▸ Data about app and page elements:
* * * * * * * * *
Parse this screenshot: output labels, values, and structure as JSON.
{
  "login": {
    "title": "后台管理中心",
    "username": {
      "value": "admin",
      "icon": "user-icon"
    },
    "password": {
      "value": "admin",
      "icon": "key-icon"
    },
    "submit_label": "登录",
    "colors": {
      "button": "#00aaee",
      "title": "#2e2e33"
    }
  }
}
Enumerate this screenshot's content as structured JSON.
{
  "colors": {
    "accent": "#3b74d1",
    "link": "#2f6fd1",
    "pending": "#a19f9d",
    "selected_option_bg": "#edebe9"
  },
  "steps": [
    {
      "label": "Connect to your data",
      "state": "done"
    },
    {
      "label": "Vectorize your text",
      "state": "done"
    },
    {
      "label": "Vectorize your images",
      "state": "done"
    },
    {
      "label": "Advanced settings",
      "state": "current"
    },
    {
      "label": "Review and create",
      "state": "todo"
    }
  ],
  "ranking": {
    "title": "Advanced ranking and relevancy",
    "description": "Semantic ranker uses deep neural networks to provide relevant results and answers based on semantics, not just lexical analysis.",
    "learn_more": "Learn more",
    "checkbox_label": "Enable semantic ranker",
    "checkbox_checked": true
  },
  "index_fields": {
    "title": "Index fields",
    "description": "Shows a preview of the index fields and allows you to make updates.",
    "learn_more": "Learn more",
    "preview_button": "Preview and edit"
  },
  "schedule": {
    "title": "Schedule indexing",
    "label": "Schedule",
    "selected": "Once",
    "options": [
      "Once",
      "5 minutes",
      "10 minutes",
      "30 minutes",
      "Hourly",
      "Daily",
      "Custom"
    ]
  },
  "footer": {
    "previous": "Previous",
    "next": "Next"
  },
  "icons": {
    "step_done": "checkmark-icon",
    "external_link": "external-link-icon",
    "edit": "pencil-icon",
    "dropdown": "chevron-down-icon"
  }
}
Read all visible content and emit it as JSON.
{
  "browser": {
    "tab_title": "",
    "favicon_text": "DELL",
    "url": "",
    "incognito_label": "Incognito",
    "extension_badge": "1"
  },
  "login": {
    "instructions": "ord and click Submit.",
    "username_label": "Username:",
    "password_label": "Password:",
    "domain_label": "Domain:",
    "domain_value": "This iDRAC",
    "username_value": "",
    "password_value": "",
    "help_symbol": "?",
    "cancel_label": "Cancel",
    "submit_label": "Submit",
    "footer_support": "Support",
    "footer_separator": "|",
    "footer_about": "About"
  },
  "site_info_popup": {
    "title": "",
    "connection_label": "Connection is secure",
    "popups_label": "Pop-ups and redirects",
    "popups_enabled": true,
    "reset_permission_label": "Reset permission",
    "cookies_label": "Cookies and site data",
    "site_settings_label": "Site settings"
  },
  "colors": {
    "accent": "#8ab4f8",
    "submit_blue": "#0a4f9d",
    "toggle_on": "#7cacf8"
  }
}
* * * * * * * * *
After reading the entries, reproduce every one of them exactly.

Parse this screenshot: output labels, values, and structure as JSON.
{
  "login": {
    "title": "后台管理中心",
    "username": {
      "value": "admin",
      "icon": "user-icon"
    },
    "password": {
      "value": "admin",
      "icon": "key-icon"
    },
    "submit_label": "登录",
    "colors": {
      "button": "#00aaee",
      "title": "#2e2e33"
    }
  }
}
Enumerate this screenshot's content as structured JSON.
{
  "colors": {
    "accent": "#3b74d1",
    "link": "#2f6fd1",
    "pending": "#a19f9d",
    "selected_option_bg": "#edebe9"
  },
  "steps": [
    {
      "label": "Connect to your data",
      "state": "done"
    },
    {
      "label": "Vectorize your text",
      "state": "done"
    },
    {
      "label": "Vectorize your images",
      "state": "done"
    },
    {
      "label": "Advanced settings",
      "state": "current"
    },
    {
      "label": "Review and create",
      "state": "todo"
    }
  ],
  "ranking": {
    "title": "Advanced ranking and relevancy",
    "description": "Semantic ranker uses deep neural networks to provide relevant results and answers based on semantics, not just lexical analysis.",
    "learn_more": "Learn more",
    "checkbox_label": "Enable semantic ranker",
    "checkbox_checked": true
  },
  "index_fields": {
    "title": "Index fields",
    "description": "Shows a preview of the index fields and allows you to make updates.",
    "learn_more": "Learn more",
    "preview_button": "Preview and edit"
  },
  "schedule": {
    "title": "Schedule indexing",
    "label": "Schedule",
    "selected": "Once",
    "options": [
      "Once",
      "5 minutes",
      "10 minutes",
      "30 minutes",
      "Hourly",
      "Daily",
      "Custom"
    ]
  },
  "footer": {
    "previous": "Previous",
    "next": "Next"
  },
  "icons": {
    "step_done": "checkmark-icon",
    "external_link": "external-link-icon",
    "edit": "pencil-icon",
    "dropdown": "chevron-down-icon"
  }
}
Read all visible content and emit it as JSON.
{
  "browser": {
    "tab_title": "",
    "favicon_text": "DELL",
    "url": "",
    "incognito_label": "Incognito",
    "extension_badge": "1"
  },
  "login": {
    "instructions": "ord and click Submit.",
    "username_label": "Username:",
    "password_label": "Password:",
    "domain_label": "Domain:",
    "domain_value": "This iDRAC",
    "username_value": "",
    "password_value": "",
    "help_symbol": "?",
    "cancel_label": "Cancel",
    "submit_label": "Submit",
    "footer_support": "Support",
    "footer_separator": "|",
    "footer_about": "About"
  },
  "site_info_popup": {
    "title": "",
    "connection_label": "Connection is secure",
    "popups_label": "Pop-ups and redirects",
    "popups_enabled": true,
    "reset_permission_label": "Reset permission",
    "cookies_label": "Cookies and site data",
    "site_settings_label": "Site settings"
  },
  "colors": {
    "accent": "#8ab4f8",
    "submit_blue": "#0a4f9d",
    "toggle_on": "#7cacf8"
  }
}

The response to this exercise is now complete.